South African Mine Deaths Fall to Lowest on RecordPublished by MAC on 2009-01-26
Mine deaths in South Africa, the world's largest precious metals producer, fell 23 percent last year to the lowest since records began in 1904, after the government started temporarily closing mines, a labor union said.
While the decline to 170 deaths is "significant," it is "still not a cause for celebration," the Johannesburg-based National Union of Mineworkers, which produced the statistics, said today in an e-mailed statement. The government has yet to issue the official death toll.
Inspectors started suspending operations at most mines that recorded a fatal accident after the death toll rose to 221 in 2007, the first increase since 2002. In October 2007, a nationwide safety audit was ordered by the national president after more than 3,000 workers were temporarily trapped underground at Harmony Gold Mining Co.'s Elandsrand mine. Workers last year started holding a day of mourning after most deaths.
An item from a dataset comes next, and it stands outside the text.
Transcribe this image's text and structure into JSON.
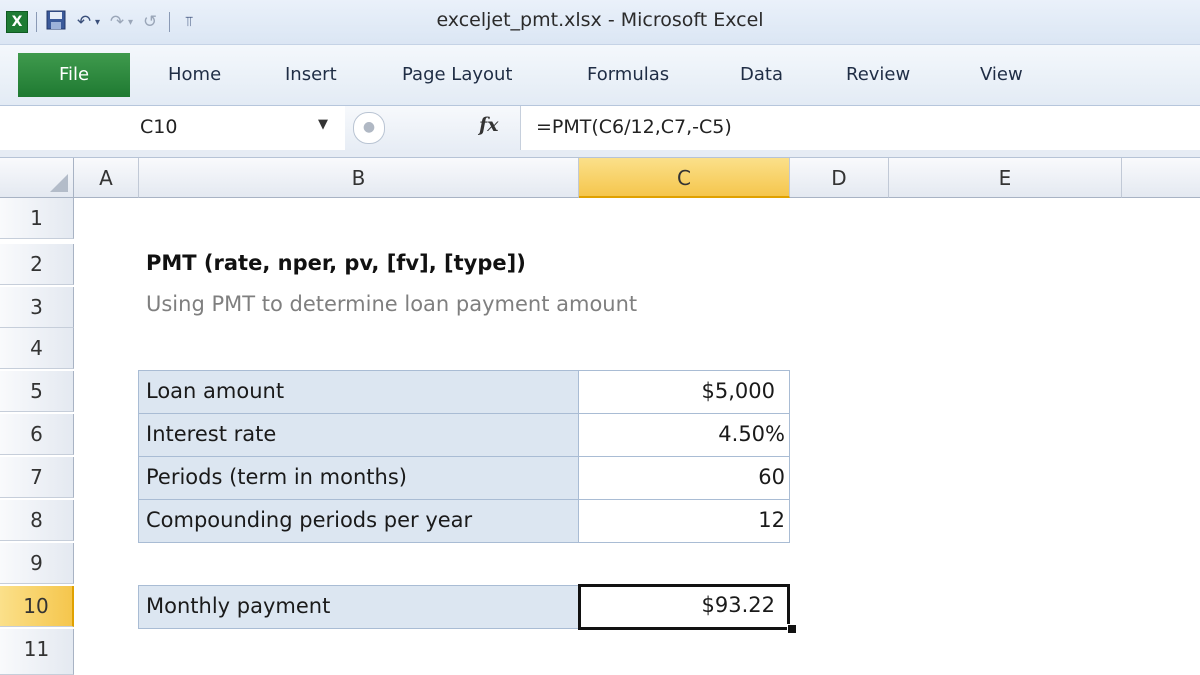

AngloGold Ashanti Ltd. made "history" by achieving a fatality-free quarter last year, Sietse van der Woude, a safety specialist at the Chamber of Mines, which represents most mining companies that operate in the country, said from Johannesburg today. AngloGold's Savuka mine is the deepest in the world at 2.35 miles (3.8 kilometers).
Over the past century more than 54,000 miners have been killed in South Africa's gold mines, which are the deepest and amongst the most dangerous in the world. During white rule, which ended in 1994, companies took advantage of cheap black labor meaning that today South African mines use more workers than many of their counterparts elsewhere.
Official government records, kept by the Department of Minerals and Energy, started in 1904 when 382 gold miners were killed.
In last year's worst accident, nine workers fell 58 meters (190 feet) to their deaths at Gold Fields Ltd.'s South Deep mine on May 1. Gold Fields said a lift known as a cage, used in South African mines to transport workers down shafts that can be more than two miles (3.2
kilometers) deep, fell when a cable snapped.
In 1995, in the worst post-apartheid gold industry accident, 105 workers plunged more than 2 kilometers to their deaths at the Vaal Reefs Mine, then operated by a unit of Anglo American Plc, after a cable supporting a cage was severed by a runaway ore train.
South Africa's Chief Inspector of mines, Thabo Gazi's telephone was on voicemail when Bloomberg News contacted his Pretoria office today.
His department inspects mines after fatalities occur and suspends operations until it is satisfied with safety measures.
"We are concerned about the way it's done sometimes," the chamber's Van der Woude said. While effective regulation improves safety, "some of the actions taken didn't always contribute to good safety and health."
The government is too focused on punishment to the detriment of preventative behavior, relying on "too much stick and too little carrot," he said.
While the decline in South African mine production last year contributed to the "remarkable" reduction in deaths, improved safety measures also helped the number of fatalities per hour to decrease, Van der Woude added.
Miners in South Africa are regularly killed in accidents ranging from rock bursts, where pressure causes rocks to explode, and partial mine collapses caused by earth tremors.
South Africa is the world's second-biggest producer of gold after China and the world's largest platinum producer. Most fatal mining accidents in the country occur at gold or platinum mines because of their depth.
To contact the reporter on this story: Carli Lourens in Johannesburg at email@example.com Last Updated: January 9, 2009 06:06 EST